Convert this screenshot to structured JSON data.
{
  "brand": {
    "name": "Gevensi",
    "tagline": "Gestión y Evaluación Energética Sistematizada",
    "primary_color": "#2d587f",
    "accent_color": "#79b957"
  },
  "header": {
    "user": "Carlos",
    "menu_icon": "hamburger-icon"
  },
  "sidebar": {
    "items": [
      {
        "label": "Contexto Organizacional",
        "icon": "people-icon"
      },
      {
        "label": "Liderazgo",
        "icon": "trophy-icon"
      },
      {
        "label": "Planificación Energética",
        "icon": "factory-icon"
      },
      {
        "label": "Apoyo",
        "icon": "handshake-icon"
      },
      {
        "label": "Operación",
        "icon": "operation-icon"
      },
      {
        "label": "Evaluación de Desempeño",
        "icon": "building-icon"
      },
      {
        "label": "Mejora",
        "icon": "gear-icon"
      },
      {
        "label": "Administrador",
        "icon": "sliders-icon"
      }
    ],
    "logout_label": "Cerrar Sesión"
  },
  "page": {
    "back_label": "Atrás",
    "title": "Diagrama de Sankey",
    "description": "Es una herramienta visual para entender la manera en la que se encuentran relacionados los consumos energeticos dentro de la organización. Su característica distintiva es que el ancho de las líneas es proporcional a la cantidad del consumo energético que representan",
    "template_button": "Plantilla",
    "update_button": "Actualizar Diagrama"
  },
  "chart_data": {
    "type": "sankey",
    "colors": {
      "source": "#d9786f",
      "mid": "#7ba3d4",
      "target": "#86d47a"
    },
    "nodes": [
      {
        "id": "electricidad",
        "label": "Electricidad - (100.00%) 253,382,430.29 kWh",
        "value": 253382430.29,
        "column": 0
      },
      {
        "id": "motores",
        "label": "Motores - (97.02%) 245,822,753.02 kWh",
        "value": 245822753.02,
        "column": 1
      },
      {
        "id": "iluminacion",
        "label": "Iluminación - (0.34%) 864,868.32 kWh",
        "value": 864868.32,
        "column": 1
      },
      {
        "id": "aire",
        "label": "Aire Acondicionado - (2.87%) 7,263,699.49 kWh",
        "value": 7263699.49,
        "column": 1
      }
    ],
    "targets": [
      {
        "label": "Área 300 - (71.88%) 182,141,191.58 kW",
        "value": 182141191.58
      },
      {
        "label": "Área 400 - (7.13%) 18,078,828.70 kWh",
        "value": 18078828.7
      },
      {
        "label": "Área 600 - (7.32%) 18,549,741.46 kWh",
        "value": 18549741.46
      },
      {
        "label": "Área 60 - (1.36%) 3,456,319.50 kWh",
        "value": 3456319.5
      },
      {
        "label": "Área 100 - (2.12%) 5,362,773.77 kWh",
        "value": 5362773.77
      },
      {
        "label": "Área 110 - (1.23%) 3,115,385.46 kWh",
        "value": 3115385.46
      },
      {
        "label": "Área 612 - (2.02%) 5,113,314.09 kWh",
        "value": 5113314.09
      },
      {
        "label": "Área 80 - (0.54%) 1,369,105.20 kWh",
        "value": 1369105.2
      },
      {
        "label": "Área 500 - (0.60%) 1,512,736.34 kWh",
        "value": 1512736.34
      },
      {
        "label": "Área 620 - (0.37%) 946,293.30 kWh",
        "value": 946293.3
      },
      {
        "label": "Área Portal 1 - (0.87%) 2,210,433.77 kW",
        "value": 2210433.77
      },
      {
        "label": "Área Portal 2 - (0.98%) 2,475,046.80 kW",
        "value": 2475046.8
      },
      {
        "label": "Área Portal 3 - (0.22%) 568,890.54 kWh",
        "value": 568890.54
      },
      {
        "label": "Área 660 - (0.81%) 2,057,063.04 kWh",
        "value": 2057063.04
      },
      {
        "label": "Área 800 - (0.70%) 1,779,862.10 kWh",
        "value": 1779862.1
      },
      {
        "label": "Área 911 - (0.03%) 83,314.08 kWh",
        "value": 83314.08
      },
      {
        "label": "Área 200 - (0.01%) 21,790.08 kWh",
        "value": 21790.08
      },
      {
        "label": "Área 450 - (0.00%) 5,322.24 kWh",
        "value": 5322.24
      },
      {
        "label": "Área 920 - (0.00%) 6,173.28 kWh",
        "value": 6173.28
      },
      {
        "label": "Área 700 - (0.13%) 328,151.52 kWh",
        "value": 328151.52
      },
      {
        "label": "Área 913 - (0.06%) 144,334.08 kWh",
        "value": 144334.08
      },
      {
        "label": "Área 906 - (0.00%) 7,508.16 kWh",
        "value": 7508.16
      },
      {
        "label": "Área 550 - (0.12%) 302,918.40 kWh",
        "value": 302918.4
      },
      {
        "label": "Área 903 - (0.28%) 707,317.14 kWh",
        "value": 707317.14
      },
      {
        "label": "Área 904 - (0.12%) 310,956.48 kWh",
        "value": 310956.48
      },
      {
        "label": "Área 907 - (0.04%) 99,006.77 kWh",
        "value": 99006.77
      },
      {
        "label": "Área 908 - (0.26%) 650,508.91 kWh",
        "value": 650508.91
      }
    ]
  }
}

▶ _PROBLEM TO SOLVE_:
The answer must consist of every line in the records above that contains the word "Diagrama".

▶ _SOLUTION TO THIS PROBLEM_:
    "title": "Diagrama de Sankey",
    "update_button": "Actualizar Diagrama"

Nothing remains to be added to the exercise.